[Excerpts from an interface dataset]
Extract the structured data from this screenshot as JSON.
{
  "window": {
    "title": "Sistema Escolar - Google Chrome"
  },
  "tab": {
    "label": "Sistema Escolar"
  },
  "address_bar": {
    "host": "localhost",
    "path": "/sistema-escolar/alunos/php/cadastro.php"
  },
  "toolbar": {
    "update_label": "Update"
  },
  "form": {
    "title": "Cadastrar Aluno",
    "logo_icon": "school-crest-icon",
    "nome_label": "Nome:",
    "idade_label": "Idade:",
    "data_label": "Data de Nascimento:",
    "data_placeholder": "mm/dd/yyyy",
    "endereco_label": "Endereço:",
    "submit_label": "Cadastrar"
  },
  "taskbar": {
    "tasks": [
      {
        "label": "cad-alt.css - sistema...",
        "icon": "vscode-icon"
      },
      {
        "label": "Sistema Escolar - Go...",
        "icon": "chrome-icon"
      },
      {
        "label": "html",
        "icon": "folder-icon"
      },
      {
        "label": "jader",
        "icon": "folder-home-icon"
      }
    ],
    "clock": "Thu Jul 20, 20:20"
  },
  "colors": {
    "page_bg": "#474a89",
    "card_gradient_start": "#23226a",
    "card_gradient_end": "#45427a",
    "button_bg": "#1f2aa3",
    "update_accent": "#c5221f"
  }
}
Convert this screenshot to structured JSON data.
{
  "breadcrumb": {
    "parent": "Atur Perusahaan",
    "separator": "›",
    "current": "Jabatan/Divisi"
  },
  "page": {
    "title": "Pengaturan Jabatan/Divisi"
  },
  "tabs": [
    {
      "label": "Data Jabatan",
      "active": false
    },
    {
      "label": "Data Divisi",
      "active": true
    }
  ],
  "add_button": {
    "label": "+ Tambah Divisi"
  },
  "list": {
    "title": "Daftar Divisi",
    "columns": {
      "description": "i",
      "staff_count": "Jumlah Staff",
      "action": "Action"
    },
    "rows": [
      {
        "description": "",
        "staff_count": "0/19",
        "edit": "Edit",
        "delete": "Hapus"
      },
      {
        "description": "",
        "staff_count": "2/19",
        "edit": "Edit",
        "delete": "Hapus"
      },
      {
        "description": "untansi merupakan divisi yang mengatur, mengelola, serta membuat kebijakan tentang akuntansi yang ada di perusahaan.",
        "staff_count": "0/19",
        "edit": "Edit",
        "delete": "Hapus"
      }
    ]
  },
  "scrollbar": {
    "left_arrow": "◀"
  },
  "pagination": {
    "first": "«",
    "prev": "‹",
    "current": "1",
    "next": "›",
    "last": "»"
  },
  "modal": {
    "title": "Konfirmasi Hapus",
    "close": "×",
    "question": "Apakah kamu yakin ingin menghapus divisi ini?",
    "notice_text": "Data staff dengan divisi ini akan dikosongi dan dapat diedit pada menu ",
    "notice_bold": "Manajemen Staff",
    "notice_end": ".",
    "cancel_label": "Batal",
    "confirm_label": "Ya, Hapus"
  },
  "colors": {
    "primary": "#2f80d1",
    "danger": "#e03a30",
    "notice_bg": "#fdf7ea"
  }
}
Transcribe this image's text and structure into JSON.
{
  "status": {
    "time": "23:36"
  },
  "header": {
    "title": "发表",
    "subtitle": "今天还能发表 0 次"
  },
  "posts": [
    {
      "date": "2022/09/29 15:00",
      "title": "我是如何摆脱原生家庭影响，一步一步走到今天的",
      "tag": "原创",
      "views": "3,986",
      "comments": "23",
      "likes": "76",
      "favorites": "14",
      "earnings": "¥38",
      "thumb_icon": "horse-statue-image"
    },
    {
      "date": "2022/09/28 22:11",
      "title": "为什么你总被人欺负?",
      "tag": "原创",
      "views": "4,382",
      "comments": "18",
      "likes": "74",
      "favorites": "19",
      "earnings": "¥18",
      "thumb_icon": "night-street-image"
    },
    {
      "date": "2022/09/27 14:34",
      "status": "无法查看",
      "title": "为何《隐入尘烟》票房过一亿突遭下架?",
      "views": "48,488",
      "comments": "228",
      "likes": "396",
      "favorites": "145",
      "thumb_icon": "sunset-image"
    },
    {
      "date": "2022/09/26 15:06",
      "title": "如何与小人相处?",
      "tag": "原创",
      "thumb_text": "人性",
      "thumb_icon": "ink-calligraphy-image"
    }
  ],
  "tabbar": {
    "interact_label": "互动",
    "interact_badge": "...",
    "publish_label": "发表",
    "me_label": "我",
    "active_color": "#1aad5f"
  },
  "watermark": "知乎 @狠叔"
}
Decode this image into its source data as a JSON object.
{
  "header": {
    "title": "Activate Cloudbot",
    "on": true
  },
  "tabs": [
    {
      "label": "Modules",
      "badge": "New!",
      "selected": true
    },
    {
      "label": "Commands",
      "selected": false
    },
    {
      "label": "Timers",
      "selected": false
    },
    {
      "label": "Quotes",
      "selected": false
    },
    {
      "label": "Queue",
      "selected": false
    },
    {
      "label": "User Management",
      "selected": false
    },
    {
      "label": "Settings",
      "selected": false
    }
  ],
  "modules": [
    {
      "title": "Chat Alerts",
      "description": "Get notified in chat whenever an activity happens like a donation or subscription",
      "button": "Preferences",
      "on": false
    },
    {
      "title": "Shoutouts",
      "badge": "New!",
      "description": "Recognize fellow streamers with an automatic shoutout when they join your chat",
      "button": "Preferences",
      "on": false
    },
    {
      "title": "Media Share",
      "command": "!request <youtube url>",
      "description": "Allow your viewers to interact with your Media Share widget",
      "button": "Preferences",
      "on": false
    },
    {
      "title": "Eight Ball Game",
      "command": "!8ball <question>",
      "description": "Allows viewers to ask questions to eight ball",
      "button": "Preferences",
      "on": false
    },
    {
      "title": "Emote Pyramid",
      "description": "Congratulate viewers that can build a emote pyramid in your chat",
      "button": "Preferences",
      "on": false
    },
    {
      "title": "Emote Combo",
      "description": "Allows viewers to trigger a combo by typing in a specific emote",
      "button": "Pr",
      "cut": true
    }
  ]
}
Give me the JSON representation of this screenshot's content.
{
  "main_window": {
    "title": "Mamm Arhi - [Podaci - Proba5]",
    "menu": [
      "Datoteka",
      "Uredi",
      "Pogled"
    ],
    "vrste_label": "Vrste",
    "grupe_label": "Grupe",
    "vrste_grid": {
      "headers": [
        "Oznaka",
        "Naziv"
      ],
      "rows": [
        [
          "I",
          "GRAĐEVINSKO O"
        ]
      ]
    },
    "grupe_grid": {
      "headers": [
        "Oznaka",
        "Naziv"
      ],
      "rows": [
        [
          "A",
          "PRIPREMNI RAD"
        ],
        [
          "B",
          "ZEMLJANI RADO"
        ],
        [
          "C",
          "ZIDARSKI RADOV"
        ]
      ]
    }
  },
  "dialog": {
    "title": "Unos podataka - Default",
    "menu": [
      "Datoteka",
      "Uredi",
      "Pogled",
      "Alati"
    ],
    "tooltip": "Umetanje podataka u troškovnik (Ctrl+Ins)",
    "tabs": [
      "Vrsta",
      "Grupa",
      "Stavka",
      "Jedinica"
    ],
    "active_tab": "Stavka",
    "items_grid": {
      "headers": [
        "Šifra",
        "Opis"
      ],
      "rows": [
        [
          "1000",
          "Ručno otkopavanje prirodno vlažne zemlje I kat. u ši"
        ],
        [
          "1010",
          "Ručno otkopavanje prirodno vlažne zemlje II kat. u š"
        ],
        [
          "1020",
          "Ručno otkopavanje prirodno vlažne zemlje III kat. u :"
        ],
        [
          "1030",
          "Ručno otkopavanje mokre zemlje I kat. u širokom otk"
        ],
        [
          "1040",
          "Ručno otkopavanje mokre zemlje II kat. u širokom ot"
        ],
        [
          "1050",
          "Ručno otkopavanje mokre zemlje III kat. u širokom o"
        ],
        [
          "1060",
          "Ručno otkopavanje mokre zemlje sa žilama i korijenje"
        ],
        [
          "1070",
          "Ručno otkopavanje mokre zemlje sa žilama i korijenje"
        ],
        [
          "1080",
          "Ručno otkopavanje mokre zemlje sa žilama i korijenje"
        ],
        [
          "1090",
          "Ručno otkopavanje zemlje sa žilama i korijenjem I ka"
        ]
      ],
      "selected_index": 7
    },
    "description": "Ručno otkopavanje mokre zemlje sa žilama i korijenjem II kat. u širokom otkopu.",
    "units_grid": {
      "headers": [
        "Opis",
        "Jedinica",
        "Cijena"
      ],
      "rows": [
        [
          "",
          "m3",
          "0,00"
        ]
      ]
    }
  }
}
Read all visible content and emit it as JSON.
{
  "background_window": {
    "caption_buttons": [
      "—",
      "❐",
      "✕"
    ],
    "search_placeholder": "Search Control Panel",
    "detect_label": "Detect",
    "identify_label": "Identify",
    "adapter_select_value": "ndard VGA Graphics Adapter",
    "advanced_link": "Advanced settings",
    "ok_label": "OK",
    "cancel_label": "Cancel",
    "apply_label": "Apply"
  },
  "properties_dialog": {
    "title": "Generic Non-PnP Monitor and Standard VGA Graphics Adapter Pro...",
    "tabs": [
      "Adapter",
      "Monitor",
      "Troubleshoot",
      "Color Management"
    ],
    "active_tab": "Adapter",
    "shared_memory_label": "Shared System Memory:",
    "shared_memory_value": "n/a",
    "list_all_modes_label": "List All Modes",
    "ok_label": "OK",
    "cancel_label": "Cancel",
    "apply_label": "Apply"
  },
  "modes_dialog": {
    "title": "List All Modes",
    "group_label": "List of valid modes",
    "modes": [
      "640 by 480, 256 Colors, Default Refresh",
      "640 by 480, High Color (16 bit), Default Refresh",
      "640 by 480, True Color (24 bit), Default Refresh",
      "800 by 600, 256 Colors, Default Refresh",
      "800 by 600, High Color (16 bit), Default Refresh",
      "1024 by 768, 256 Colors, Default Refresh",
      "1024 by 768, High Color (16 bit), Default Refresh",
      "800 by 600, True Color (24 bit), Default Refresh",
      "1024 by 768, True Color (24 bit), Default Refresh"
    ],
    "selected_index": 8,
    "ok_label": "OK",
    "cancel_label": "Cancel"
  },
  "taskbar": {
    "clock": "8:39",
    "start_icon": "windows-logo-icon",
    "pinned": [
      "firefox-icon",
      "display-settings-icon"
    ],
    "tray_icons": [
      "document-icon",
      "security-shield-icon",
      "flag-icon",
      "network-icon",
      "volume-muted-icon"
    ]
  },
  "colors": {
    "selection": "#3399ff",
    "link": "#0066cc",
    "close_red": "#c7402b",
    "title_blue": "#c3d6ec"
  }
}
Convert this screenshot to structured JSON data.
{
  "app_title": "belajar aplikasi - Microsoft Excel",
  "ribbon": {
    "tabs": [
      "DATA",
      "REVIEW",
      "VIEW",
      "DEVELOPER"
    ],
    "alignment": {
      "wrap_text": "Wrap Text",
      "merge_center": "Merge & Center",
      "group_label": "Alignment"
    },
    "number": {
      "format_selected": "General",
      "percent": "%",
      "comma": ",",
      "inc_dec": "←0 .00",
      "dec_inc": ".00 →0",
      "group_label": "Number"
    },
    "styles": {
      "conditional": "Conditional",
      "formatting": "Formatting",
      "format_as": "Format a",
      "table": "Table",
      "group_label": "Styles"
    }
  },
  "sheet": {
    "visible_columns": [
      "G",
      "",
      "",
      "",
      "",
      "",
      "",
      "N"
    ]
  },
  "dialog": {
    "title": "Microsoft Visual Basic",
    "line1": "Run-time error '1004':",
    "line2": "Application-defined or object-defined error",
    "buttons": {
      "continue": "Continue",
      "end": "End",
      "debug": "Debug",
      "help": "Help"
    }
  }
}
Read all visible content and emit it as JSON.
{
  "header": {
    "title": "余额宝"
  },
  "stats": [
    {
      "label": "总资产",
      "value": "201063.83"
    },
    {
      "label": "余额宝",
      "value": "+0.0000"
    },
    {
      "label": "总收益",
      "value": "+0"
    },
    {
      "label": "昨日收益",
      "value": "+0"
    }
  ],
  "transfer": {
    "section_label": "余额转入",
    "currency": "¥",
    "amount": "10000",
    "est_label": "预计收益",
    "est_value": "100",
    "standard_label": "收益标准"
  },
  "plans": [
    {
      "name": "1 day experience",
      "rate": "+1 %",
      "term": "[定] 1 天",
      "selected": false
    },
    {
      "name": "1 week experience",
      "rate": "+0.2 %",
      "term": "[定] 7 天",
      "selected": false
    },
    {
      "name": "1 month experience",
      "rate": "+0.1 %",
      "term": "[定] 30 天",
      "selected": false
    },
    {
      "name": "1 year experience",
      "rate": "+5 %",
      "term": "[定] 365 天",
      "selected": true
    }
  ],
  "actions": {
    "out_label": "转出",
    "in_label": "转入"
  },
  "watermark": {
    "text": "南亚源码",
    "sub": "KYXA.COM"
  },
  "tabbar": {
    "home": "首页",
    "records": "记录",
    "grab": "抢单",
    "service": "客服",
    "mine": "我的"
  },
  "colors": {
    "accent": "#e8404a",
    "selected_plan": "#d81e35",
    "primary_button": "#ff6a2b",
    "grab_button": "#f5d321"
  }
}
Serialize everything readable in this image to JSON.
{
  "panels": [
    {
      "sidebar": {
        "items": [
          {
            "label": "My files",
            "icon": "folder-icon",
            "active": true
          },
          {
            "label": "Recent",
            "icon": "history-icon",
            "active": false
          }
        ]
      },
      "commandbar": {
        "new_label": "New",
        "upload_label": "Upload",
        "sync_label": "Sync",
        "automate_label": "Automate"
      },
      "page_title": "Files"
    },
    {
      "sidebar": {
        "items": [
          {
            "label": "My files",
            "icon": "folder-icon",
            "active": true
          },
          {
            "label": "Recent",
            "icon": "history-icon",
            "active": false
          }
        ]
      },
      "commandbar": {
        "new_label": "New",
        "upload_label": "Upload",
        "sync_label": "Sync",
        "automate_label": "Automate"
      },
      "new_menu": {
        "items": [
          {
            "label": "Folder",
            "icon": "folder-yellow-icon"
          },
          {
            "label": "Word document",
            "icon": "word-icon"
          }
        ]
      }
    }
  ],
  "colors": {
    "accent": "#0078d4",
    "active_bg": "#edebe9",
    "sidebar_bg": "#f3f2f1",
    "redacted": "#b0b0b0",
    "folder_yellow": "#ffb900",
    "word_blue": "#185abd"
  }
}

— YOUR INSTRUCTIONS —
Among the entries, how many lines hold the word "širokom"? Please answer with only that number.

— EXERCISE SOLUTION —
4